The theory is also opposed by Job. Jacobs (article "Are there Totem-Clans in the Old Testament?" in Archaeol. Review, III (1889), number 3, 145 ff); F.V. Zapletal, Der Totemismus u. die Religion Israels; and S. A. Cook, in JQR, XIV, number 55.

The evidence on either side is inconclusive, but the weight of authority is opposed to the view that totemism ever existed in Israel. What is certain is that totemism was never a potent factor, either in the early religion of Israel as an organized people, or in any of the dominant cults of the historical period as a whole (see articles "Family" in HDB, I, 850 (Bennett); "Sacrifice," HDB, IV, 331 (Paterson], and DEFILEMENT (Crannell), IMAGES, 3, 6 (Cobern), and ISRAEL, RELIGION OF, II, 1, (4) (Orelli), in this Encyclopedia).

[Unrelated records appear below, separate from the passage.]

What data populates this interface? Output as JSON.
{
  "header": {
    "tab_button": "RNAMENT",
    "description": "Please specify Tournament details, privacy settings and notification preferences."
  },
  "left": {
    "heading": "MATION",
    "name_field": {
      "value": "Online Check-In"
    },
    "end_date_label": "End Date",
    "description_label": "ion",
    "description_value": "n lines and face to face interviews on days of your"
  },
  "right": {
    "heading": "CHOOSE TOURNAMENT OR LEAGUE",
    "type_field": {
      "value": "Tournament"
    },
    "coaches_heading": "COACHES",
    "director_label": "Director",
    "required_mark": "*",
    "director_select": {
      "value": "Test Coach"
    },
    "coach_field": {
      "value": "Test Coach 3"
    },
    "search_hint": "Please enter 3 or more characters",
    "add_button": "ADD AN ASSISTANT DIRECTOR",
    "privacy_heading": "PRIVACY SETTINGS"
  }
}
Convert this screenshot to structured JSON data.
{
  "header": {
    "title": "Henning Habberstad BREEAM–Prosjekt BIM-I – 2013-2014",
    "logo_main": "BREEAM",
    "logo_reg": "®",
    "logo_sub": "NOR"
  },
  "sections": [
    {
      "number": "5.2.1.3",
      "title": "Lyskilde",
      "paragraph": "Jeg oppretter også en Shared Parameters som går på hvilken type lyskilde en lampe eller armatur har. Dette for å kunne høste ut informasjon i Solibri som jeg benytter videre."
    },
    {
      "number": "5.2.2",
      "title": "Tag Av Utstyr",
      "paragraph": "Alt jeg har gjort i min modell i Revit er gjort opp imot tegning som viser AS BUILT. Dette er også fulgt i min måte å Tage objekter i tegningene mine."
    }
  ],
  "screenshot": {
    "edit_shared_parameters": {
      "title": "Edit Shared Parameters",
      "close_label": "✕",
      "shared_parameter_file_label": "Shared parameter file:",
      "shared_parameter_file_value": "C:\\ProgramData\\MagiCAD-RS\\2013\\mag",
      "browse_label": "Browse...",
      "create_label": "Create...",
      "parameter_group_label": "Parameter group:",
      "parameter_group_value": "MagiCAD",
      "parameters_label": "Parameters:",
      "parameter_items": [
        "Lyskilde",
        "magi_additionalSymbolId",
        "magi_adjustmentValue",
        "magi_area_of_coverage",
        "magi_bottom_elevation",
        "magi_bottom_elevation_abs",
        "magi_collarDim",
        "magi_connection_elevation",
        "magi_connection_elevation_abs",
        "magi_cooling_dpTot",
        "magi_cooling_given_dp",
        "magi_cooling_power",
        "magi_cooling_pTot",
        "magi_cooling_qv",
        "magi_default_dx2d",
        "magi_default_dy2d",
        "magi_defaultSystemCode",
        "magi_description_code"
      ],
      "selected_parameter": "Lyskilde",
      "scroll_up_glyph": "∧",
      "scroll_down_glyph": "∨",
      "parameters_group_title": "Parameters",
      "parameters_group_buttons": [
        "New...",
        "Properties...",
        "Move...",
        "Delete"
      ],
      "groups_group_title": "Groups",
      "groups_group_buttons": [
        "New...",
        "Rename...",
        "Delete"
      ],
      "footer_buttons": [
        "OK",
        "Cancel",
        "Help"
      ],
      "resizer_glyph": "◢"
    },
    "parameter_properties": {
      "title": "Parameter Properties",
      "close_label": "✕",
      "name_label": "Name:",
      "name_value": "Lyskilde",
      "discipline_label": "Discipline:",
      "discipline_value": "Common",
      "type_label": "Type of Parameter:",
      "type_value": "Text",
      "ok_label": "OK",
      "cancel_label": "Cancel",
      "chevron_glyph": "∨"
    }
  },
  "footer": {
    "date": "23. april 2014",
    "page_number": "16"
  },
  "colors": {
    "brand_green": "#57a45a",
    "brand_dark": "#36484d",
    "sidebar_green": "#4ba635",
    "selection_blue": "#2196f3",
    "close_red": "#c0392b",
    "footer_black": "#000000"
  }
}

In addition to the works cited in the text, see, for theory of the prevalence of totemism in early Israel, W. R. Smith, Religion of the Semites (2nd edition, 1894), Kinship and Marriage in Early Arabia (1903); A. F. Scot, Offering and Sacrifice (1900); and I. Benzinger, Hebraische Archaol. (1907); against, Eric Brit, 11th edition, XIII, 177, article "Hebrew Religion" (Whitehouse); Standard BD, 782; Temple DB, article "Shaphan." For a general account and discussion of totemism, see Frazer, Totemism and Exogamy (1910) and The Golden Bough (3rd edition, 1907-13); Westermarck, History of Human Marriage (1891); Deans, Tales from the Totems of Hidery (1898); Lang, Myth, Ritual, Religion (new edition, 1899), The Secret of the Totem (1905), and article "Totemism" in Encyclopedia Brit, 11th edition, XXVII, with extensive bibliography; HDB, extra vol, 115; and Cymru, 1892-93, p. 137; 1893-94, p. 7.